Section 1 of the Sherman Act, 15 U.S.C. § 1 provides in pertinent part that "[every] contract, combination in the form of trust or otherwise, or conspiracy, in restraint of trade or commerce among the several States, or with foreign nations, is declared to be illegal." Defendants urge that their alleged activities do not constitute a "restraint" of trade within the meaning of this section.
Plaintiff maintains that this is a classic price fixing case, see, e.g., United States v. Socony-Vacuum Oil Co., Inc., 310 U.S. 150, 84 L. Ed. 1129, 60 S. Ct. 811 (1940), that conspiracies to fix prices are illegal whatever the method or machinery used to that end, and that the scheme here was designed for the express purpose of eliminating the normal year end competition in leftover models and raising artifically their prices to those of the following model year. The complaint alleges that the conspiracy in fact raised the prices of older models and eliminated or substantially restrained competition in their sale and distribution.

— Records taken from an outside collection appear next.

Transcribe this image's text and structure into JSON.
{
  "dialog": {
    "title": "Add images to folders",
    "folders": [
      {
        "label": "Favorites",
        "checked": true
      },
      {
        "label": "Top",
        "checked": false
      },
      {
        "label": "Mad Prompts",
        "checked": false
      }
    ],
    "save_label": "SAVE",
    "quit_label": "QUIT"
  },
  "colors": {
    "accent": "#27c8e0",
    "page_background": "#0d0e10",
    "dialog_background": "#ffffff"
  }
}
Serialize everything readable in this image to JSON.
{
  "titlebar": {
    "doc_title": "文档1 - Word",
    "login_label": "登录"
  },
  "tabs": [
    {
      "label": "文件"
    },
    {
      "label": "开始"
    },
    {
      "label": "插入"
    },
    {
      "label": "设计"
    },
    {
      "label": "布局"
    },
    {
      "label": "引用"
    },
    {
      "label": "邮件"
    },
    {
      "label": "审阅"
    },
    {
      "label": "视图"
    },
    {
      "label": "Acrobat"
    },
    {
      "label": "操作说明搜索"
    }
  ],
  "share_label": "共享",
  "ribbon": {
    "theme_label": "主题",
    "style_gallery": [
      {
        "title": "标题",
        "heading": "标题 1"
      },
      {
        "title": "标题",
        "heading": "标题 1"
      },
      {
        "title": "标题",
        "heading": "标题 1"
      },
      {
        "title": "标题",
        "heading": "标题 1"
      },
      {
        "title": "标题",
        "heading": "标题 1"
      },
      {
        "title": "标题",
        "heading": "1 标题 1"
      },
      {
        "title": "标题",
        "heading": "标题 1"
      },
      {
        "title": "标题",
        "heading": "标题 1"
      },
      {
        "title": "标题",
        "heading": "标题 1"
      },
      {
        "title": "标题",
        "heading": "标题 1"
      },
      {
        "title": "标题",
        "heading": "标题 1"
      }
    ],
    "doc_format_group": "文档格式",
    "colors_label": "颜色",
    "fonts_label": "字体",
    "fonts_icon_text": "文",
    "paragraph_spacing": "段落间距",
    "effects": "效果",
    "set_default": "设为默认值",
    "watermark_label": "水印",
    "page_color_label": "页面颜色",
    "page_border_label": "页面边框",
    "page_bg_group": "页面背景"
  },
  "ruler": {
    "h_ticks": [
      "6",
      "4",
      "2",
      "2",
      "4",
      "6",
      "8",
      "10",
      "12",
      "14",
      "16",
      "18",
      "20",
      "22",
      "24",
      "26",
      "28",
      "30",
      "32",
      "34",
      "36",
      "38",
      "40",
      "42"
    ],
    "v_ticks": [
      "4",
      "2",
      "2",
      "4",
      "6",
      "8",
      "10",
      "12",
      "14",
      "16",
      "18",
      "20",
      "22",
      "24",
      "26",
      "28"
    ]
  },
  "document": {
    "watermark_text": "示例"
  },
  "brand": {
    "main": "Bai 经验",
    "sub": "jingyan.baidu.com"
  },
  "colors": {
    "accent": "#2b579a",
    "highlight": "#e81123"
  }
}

Although the complaint does not allege that the defendants agreed to adhere to a price schedule, that is not a prerequisite to a violation of the Sherman Act. United States v. Container Corp. of America, 393 U.S. 333, 334-5, 21 L. Ed. 2d 526, 89 S. Ct. 510 (1969); United States v. General Motors Corp., 384 U.S. 127, 147-8, 16 L. Ed. 2d 415, 86 S. Ct. 1321 (1966). The fact that each defendant manufacturer was free to set its own price for old models, and agreed only that the starting point was that they would be treated as if they were new models, does not make the agreement any less a restraint of trade. "It was an agreed starting point; it had been agreed upon between ...